Don’t miss out unique attractions like Prague Castle, Jewish District and Lennon Wall, which is a graffiti wall, dating back to the Communism Era, honouring John Lennon’s message of peace.
How to Reach Prague?
The beautiful city of Prague, which is also one of the most romantic cities of Europe, is well connected to the rest of the world, both by road, and by air, and there is an extensive public transportation system that includes bus, tram and subway lines, making travelling within Prague, super convenient and economical. On landing at the Václav Havel Airport Prague (PRG), you can take the Bus 119 to Nádraží Veleslavín metro station on the green line (line A) to the city centre. You could also opt for a taxi, which will cost you about 500 to 600 korunas (about $20 to $25) to the city centre.
Even though Prague, has a good and efficient public transport system, the best way to get around Prague, that we recommend in this Prague Travel Guide, is on foot. Exploring this city on foot is a treat for the eyes and for the photographer within you, many of the most noteworthy attractions are within walking distance of one another.
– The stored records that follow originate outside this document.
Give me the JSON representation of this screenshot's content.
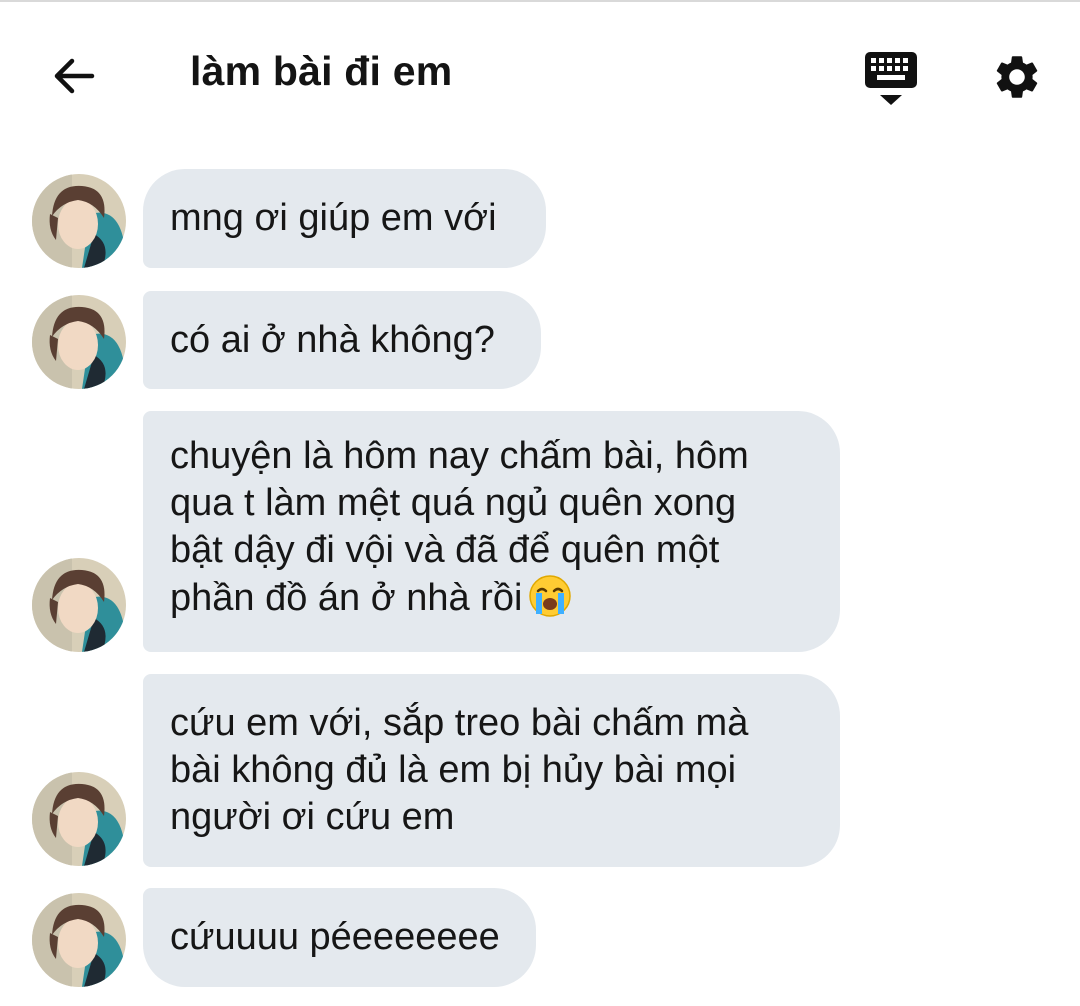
{
  "header": {
    "title": "làm bài đi em",
    "back_icon": "arrow-left-icon",
    "keyboard_icon": "keyboard-hide-icon",
    "settings_icon": "gear-icon"
  },
  "colors": {
    "bubble_background": "#e4e9ee",
    "text": "#161616",
    "icon": "#111111"
  },
  "messages": [
    {
      "text": "mng ơi giúp em với"
    },
    {
      "text": "có ai ở nhà không?"
    },
    {
      "text": "chuyện là hôm nay chấm bài, hôm\nqua t làm mệt quá ngủ quên xong\nbật dậy đi vội và đã để quên một\nphần đồ án ở nhà rồi",
      "emoji": "loudly-crying-face-icon"
    },
    {
      "text": "cứu em với, sắp treo bài chấm mà\nbài không đủ là em bị hủy bài mọi\nngười ơi cứu em"
    },
    {
      "text": "cứuuuu péeeeeeee"
    }
  ]
}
Disclaimer : No compensation was received for this article, however Post Hostel Prague offered my stay complimentary. As always, the opinions on theETLRblog.com are (and always will be) my own!